To complain that this film isn’t as good as Alien is a slightly irrelevant criticism. It is an accusation that you could level at nearly 95% of all films ever made. It’s quite clear that this film steps out of the shadow of both Ridley’s original and the following sequels into something that is significantly bolder and broader in scope. From those cramped dark confines on board the Nostromo, Ridley takes his universe out into the expansive cold and haunting depths of something more unfathomable. Life and its evolution, death and its terror, knowledge and its danger, curiosity and its ramifications.

In summary. With Scott’s deeper understanding and respect of the Alien mythology being put to work in Prometheus, this film represents an artistic coup of the franchise from the toilet bowl of retarded comic book fodder such as Alien Resurrection and the AvP titles. It treats the original classic Alien film as hallowed ground and expands significantly on so many elements without ruining or interfering with it.

If they make a direct sequel to Prometheus then I’ll be very excited, but somehow I hope Ridley both executes one, but doesn’t fall into the temptation of trying to answer too many questions. There is something wonderfully beautiful with the ending that adds a fairytale like note to the end of the film; A young woman and her android roam the stars alone, in search of gods and their homes. I almost don’t want to know what happens next.

Maybe twelve years from now, I’ll have my own kid badgering me to let him watch those scary looking films with the Aliens on the front. And if that ever happens, Prometheus will definitely be part of that experience.
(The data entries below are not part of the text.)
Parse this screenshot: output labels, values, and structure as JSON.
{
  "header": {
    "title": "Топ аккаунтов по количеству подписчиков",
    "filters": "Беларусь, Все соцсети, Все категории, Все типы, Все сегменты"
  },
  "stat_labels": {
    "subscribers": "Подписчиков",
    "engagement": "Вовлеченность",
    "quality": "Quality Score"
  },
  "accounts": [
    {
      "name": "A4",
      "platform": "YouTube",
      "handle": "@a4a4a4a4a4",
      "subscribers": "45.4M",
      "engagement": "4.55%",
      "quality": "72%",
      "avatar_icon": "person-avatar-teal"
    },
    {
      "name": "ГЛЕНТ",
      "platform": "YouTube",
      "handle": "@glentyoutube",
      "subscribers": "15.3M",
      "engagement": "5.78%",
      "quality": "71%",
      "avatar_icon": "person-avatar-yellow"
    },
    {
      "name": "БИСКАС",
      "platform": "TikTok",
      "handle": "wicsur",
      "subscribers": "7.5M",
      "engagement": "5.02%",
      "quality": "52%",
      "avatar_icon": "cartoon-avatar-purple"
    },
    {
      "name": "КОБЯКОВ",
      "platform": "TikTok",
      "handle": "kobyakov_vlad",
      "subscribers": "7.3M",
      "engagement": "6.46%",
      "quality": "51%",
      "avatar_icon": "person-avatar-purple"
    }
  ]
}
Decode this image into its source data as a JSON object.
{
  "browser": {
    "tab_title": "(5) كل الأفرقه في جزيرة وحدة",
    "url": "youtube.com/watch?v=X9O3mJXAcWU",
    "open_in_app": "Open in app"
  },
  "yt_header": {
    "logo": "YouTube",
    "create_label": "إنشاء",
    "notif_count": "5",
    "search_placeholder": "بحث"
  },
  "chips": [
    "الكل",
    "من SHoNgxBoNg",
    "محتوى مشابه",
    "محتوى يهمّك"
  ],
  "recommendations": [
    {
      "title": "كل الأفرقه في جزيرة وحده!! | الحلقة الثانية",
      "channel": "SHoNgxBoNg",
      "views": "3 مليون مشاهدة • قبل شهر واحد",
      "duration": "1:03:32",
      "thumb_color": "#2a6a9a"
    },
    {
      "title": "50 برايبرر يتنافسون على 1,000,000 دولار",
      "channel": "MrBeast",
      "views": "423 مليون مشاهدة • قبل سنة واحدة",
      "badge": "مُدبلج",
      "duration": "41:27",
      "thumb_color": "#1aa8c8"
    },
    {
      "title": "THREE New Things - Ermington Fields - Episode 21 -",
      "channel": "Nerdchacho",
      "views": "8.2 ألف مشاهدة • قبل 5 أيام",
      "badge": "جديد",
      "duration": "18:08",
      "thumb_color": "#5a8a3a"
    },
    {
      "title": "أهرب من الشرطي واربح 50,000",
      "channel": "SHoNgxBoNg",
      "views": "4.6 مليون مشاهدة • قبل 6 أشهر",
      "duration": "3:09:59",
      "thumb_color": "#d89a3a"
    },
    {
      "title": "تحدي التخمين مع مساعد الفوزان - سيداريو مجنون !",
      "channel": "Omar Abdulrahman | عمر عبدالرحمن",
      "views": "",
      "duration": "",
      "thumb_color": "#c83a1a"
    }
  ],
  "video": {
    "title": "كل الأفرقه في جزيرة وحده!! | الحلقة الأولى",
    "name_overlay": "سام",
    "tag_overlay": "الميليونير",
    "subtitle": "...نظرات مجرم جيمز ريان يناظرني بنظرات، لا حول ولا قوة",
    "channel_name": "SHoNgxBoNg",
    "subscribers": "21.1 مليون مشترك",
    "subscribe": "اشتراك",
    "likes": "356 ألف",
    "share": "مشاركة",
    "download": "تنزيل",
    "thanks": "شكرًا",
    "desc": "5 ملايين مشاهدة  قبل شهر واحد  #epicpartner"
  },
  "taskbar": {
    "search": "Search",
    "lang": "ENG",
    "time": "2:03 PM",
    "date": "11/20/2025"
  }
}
Playing games since I'd developed enough motor functions to hold a joystick. From Commodore 64 all the way through to the latest gen. Favourite games to play are FPS games and anything with a deep and compelling story and a world that draws you in. I also enjoy writing, film making and playing bass in whatever band will have me :)